**Dataset rows for apps and sites**:

= = = = =

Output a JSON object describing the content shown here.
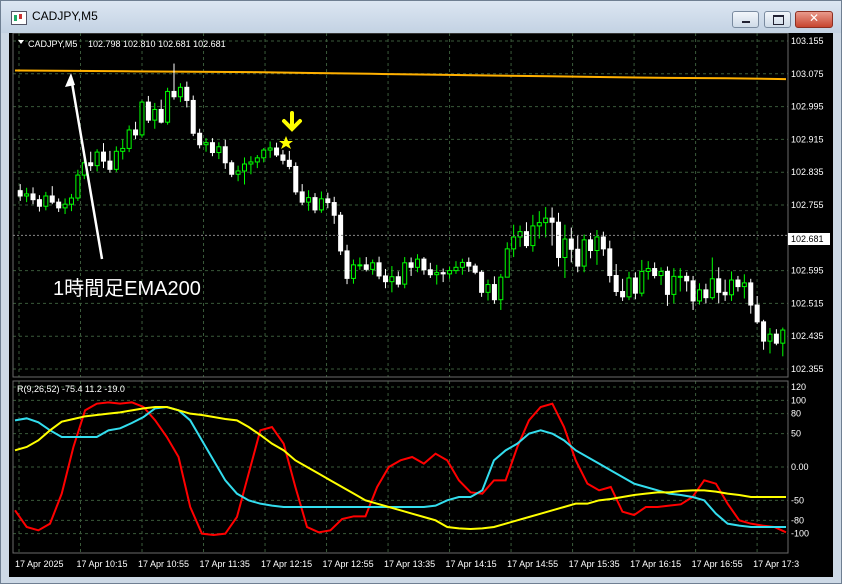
{
  "window": {
    "title": "CADJPY,M5",
    "buttons": {
      "minimize": "minimize",
      "maximize": "maximize",
      "close": "✕"
    }
  },
  "colors": {
    "background": "#000000",
    "grid": "#3a5a3a",
    "bull_candle": "#00ff00",
    "bear_candle": "#ffffff",
    "ema_line": "#ffb000",
    "osc_red": "#ff0000",
    "osc_cyan": "#33ddee",
    "osc_yellow": "#ffff00",
    "marker": "#ffff00"
  },
  "main_chart": {
    "symbol_label": "CADJPY,M5",
    "ohlc": "102.798 102.810 102.681 102.681",
    "current_price": "102.681",
    "annotation_text": "1時間足EMA200"
  },
  "oscillator": {
    "header": "R(9,26,52) -75.4 11.2 -19.0"
  },
  "chart_data": [
    {
      "type": "candlestick",
      "title": "CADJPY,M5",
      "y_axis_ticks": [
        103.155,
        103.075,
        102.995,
        102.915,
        102.835,
        102.755,
        102.595,
        102.515,
        102.435,
        102.355
      ],
      "ylim": [
        102.355,
        103.155
      ],
      "current_price": 102.681,
      "x_tick_labels": [
        "17 Apr 2025",
        "17 Apr 10:15",
        "17 Apr 10:55",
        "17 Apr 11:35",
        "17 Apr 12:15",
        "17 Apr 12:55",
        "17 Apr 13:35",
        "17 Apr 14:15",
        "17 Apr 14:55",
        "17 Apr 15:35",
        "17 Apr 16:15",
        "17 Apr 16:55",
        "17 Apr 17:3"
      ],
      "candles": [
        [
          102.79,
          102.806,
          102.765,
          102.777
        ],
        [
          102.777,
          102.797,
          102.762,
          102.782
        ],
        [
          102.782,
          102.798,
          102.757,
          102.768
        ],
        [
          102.768,
          102.779,
          102.739,
          102.752
        ],
        [
          102.752,
          102.787,
          102.742,
          102.777
        ],
        [
          102.777,
          102.801,
          102.757,
          102.762
        ],
        [
          102.762,
          102.771,
          102.738,
          102.748
        ],
        [
          102.748,
          102.771,
          102.733,
          102.757
        ],
        [
          102.757,
          102.782,
          102.74,
          102.772
        ],
        [
          102.772,
          102.841,
          102.765,
          102.828
        ],
        [
          102.828,
          102.871,
          102.818,
          102.858
        ],
        [
          102.858,
          102.885,
          102.838,
          102.851
        ],
        [
          102.851,
          102.891,
          102.837,
          102.884
        ],
        [
          102.884,
          102.906,
          102.845,
          102.862
        ],
        [
          102.862,
          102.887,
          102.834,
          102.842
        ],
        [
          102.842,
          102.898,
          102.836,
          102.886
        ],
        [
          102.886,
          102.915,
          102.866,
          102.893
        ],
        [
          102.893,
          102.949,
          102.884,
          102.938
        ],
        [
          102.938,
          102.958,
          102.916,
          102.926
        ],
        [
          102.926,
          103.01,
          102.92,
          103.006
        ],
        [
          103.006,
          103.021,
          102.955,
          102.962
        ],
        [
          102.962,
          103.004,
          102.941,
          102.988
        ],
        [
          102.988,
          103.012,
          102.954,
          102.957
        ],
        [
          102.957,
          103.041,
          102.951,
          103.032
        ],
        [
          103.032,
          103.1,
          103.012,
          103.019
        ],
        [
          103.019,
          103.052,
          103.006,
          103.042
        ],
        [
          103.042,
          103.056,
          102.993,
          103.01
        ],
        [
          103.01,
          103.022,
          102.923,
          102.93
        ],
        [
          102.93,
          102.941,
          102.893,
          102.902
        ],
        [
          102.902,
          102.918,
          102.885,
          102.907
        ],
        [
          102.907,
          102.918,
          102.874,
          102.883
        ],
        [
          102.883,
          102.908,
          102.867,
          102.897
        ],
        [
          102.897,
          102.914,
          102.843,
          102.858
        ],
        [
          102.858,
          102.864,
          102.823,
          102.83
        ],
        [
          102.83,
          102.851,
          102.813,
          102.838
        ],
        [
          102.838,
          102.871,
          102.805,
          102.855
        ],
        [
          102.855,
          102.874,
          102.83,
          102.86
        ],
        [
          102.86,
          102.877,
          102.845,
          102.87
        ],
        [
          102.87,
          102.894,
          102.859,
          102.889
        ],
        [
          102.889,
          102.91,
          102.87,
          102.894
        ],
        [
          102.894,
          102.907,
          102.872,
          102.877
        ],
        [
          102.877,
          102.889,
          102.854,
          102.864
        ],
        [
          102.864,
          102.887,
          102.842,
          102.849
        ],
        [
          102.849,
          102.859,
          102.78,
          102.787
        ],
        [
          102.787,
          102.806,
          102.755,
          102.762
        ],
        [
          102.762,
          102.791,
          102.741,
          102.773
        ],
        [
          102.773,
          102.784,
          102.735,
          102.743
        ],
        [
          102.743,
          102.788,
          102.736,
          102.77
        ],
        [
          102.77,
          102.785,
          102.747,
          102.761
        ],
        [
          102.761,
          102.775,
          102.709,
          102.73
        ],
        [
          102.73,
          102.738,
          102.633,
          102.643
        ],
        [
          102.643,
          102.658,
          102.562,
          102.576
        ],
        [
          102.576,
          102.622,
          102.563,
          102.609
        ],
        [
          102.609,
          102.627,
          102.597,
          102.609
        ],
        [
          102.609,
          102.628,
          102.593,
          102.598
        ],
        [
          102.598,
          102.622,
          102.585,
          102.614
        ],
        [
          102.614,
          102.629,
          102.574,
          102.582
        ],
        [
          102.582,
          102.599,
          102.552,
          102.568
        ],
        [
          102.568,
          102.606,
          102.542,
          102.58
        ],
        [
          102.58,
          102.593,
          102.554,
          102.562
        ],
        [
          102.562,
          102.628,
          102.552,
          102.614
        ],
        [
          102.614,
          102.627,
          102.582,
          102.603
        ],
        [
          102.603,
          102.635,
          102.591,
          102.623
        ],
        [
          102.623,
          102.628,
          102.585,
          102.597
        ],
        [
          102.597,
          102.614,
          102.577,
          102.585
        ],
        [
          102.585,
          102.609,
          102.561,
          102.59
        ],
        [
          102.59,
          102.6,
          102.567,
          102.587
        ],
        [
          102.587,
          102.605,
          102.575,
          102.595
        ],
        [
          102.595,
          102.618,
          102.587,
          102.603
        ],
        [
          102.603,
          102.624,
          102.585,
          102.615
        ],
        [
          102.615,
          102.627,
          102.592,
          102.606
        ],
        [
          102.606,
          102.612,
          102.586,
          102.591
        ],
        [
          102.591,
          102.596,
          102.531,
          102.542
        ],
        [
          102.542,
          102.573,
          102.522,
          102.561
        ],
        [
          102.561,
          102.581,
          102.514,
          102.524
        ],
        [
          102.524,
          102.587,
          102.499,
          102.579
        ],
        [
          102.579,
          102.664,
          102.579,
          102.648
        ],
        [
          102.648,
          102.707,
          102.628,
          102.677
        ],
        [
          102.677,
          102.705,
          102.653,
          102.69
        ],
        [
          102.69,
          102.713,
          102.65,
          102.656
        ],
        [
          102.656,
          102.731,
          102.641,
          102.704
        ],
        [
          102.704,
          102.74,
          102.673,
          102.712
        ],
        [
          102.712,
          102.75,
          102.676,
          102.723
        ],
        [
          102.723,
          102.749,
          102.656,
          102.713
        ],
        [
          102.713,
          102.736,
          102.605,
          102.627
        ],
        [
          102.627,
          102.707,
          102.577,
          102.672
        ],
        [
          102.672,
          102.7,
          102.615,
          102.647
        ],
        [
          102.647,
          102.682,
          102.591,
          102.606
        ],
        [
          102.606,
          102.683,
          102.591,
          102.67
        ],
        [
          102.67,
          102.687,
          102.625,
          102.644
        ],
        [
          102.644,
          102.694,
          102.609,
          102.677
        ],
        [
          102.677,
          102.69,
          102.631,
          102.648
        ],
        [
          102.648,
          102.668,
          102.566,
          102.583
        ],
        [
          102.583,
          102.611,
          102.533,
          102.544
        ],
        [
          102.544,
          102.575,
          102.521,
          102.531
        ],
        [
          102.531,
          102.592,
          102.523,
          102.577
        ],
        [
          102.577,
          102.591,
          102.525,
          102.54
        ],
        [
          102.54,
          102.621,
          102.532,
          102.593
        ],
        [
          102.593,
          102.618,
          102.573,
          102.6
        ],
        [
          102.6,
          102.615,
          102.576,
          102.583
        ],
        [
          102.583,
          102.603,
          102.56,
          102.593
        ],
        [
          102.593,
          102.605,
          102.509,
          102.537
        ],
        [
          102.537,
          102.601,
          102.515,
          102.581
        ],
        [
          102.581,
          102.601,
          102.544,
          102.581
        ],
        [
          102.581,
          102.591,
          102.544,
          102.57
        ],
        [
          102.57,
          102.582,
          102.499,
          102.521
        ],
        [
          102.521,
          102.564,
          102.512,
          102.548
        ],
        [
          102.548,
          102.563,
          102.515,
          102.529
        ],
        [
          102.529,
          102.627,
          102.524,
          102.575
        ],
        [
          102.575,
          102.603,
          102.515,
          102.542
        ],
        [
          102.542,
          102.573,
          102.521,
          102.536
        ],
        [
          102.536,
          102.593,
          102.521,
          102.572
        ],
        [
          102.572,
          102.582,
          102.544,
          102.556
        ],
        [
          102.556,
          102.586,
          102.527,
          102.565
        ],
        [
          102.565,
          102.575,
          102.49,
          102.511
        ],
        [
          102.511,
          102.533,
          102.465,
          102.47
        ],
        [
          102.47,
          102.475,
          102.402,
          102.423
        ],
        [
          102.423,
          102.455,
          102.393,
          102.44
        ],
        [
          102.44,
          102.452,
          102.413,
          102.418
        ],
        [
          102.418,
          102.456,
          102.386,
          102.45
        ]
      ],
      "ema_series": [
        {
          "name": "1時間足EMA200",
          "values": [
            103.083,
            103.082,
            103.081,
            103.08,
            103.079,
            103.077,
            103.075,
            103.073,
            103.071,
            103.069,
            103.067,
            103.065,
            103.064,
            103.062
          ]
        }
      ],
      "signal_candle_index": 40
    },
    {
      "type": "line",
      "title": "R(9,26,52) -75.4 11.2 -19.0",
      "ylim": [
        -120,
        120
      ],
      "y_axis_ticks": [
        120,
        100,
        80,
        50,
        0,
        -50,
        -80,
        -100
      ],
      "series": [
        {
          "values": [
            -65,
            -90,
            -95,
            -85,
            -40,
            30,
            85,
            95,
            97,
            95,
            97,
            90,
            70,
            45,
            15,
            -60,
            -100,
            -102,
            -100,
            -75,
            -10,
            55,
            60,
            35,
            -30,
            -90,
            -98,
            -95,
            -78,
            -74,
            -74,
            -30,
            0,
            10,
            15,
            5,
            20,
            10,
            -20,
            -38,
            -40,
            -20,
            -20,
            30,
            70,
            90,
            95,
            60,
            10,
            -25,
            -35,
            -30,
            -67,
            -72,
            -60,
            -60,
            -58,
            -56,
            -45,
            -20,
            -25,
            -55,
            -80,
            -85,
            -88,
            -90,
            -98
          ]
        },
        {
          "values": [
            70,
            73,
            67,
            55,
            45,
            45,
            45,
            45,
            55,
            58,
            66,
            75,
            88,
            90,
            85,
            70,
            40,
            10,
            -20,
            -40,
            -50,
            -55,
            -58,
            -60,
            -60,
            -60,
            -60,
            -60,
            -60,
            -60,
            -60,
            -60,
            -60,
            -60,
            -60,
            -60,
            -58,
            -50,
            -45,
            -45,
            -35,
            10,
            25,
            35,
            50,
            55,
            50,
            40,
            25,
            15,
            5,
            -5,
            -15,
            -25,
            -30,
            -35,
            -40,
            -42,
            -45,
            -50,
            -70,
            -85,
            -88,
            -90,
            -90,
            -90,
            -90
          ]
        },
        {
          "values": [
            25,
            30,
            40,
            55,
            68,
            72,
            76,
            78,
            80,
            82,
            85,
            88,
            90,
            90,
            85,
            80,
            78,
            75,
            72,
            70,
            60,
            48,
            35,
            25,
            10,
            0,
            -10,
            -20,
            -30,
            -40,
            -50,
            -55,
            -60,
            -65,
            -70,
            -75,
            -80,
            -90,
            -92,
            -93,
            -92,
            -90,
            -85,
            -80,
            -75,
            -70,
            -65,
            -60,
            -55,
            -55,
            -50,
            -48,
            -45,
            -42,
            -40,
            -38,
            -38,
            -36,
            -35,
            -35,
            -37,
            -40,
            -42,
            -45,
            -45,
            -45,
            -45
          ]
        }
      ]
    }
  ]
}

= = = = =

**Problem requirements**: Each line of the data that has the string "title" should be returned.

**Answer space**:
    "title": "CADJPY,M5",
      "title": "CADJPY,M5",
      "title": "R(9,26,52) -75.4 11.2 -19.0",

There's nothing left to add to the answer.